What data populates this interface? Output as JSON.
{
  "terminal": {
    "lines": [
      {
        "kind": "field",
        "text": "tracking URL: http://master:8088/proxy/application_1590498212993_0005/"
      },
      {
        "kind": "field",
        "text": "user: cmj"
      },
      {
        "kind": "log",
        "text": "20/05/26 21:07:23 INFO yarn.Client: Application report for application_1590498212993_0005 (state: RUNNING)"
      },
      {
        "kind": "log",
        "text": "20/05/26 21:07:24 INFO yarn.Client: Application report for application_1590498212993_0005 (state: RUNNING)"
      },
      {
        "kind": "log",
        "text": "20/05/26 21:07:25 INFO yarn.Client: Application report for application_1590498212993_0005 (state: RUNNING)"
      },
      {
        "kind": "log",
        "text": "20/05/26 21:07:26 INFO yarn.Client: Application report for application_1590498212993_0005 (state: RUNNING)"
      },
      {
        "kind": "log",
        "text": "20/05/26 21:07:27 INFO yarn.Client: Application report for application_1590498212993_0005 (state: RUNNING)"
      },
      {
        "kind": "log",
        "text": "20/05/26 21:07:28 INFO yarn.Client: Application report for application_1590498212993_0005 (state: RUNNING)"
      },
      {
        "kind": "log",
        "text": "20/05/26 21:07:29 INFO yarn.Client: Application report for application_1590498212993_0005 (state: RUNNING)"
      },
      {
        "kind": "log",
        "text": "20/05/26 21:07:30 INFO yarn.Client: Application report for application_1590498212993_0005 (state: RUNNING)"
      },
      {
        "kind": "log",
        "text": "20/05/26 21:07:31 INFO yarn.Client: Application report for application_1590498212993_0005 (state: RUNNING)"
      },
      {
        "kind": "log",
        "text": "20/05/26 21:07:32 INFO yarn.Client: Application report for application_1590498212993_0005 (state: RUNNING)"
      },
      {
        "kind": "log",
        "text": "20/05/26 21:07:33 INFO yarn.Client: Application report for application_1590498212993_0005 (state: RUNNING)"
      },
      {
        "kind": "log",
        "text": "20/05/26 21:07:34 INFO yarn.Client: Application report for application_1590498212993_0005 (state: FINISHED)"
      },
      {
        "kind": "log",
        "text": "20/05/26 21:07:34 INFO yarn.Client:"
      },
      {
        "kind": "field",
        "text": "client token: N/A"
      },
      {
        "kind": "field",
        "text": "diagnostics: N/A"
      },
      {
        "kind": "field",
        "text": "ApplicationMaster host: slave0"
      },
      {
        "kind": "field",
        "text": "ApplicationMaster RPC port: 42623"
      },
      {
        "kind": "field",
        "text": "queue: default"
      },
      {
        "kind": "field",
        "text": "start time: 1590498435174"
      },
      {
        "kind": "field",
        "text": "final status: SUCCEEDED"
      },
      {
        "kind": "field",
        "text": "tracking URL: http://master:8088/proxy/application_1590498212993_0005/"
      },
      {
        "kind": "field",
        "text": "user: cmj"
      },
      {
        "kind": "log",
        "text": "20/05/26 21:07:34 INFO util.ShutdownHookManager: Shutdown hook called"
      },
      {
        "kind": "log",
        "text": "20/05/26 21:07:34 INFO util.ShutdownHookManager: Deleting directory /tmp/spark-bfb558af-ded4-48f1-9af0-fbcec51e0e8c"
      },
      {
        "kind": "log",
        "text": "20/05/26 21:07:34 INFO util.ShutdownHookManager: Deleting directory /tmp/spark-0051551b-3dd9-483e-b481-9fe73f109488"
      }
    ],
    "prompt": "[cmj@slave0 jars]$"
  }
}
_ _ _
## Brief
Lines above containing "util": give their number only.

## Response
3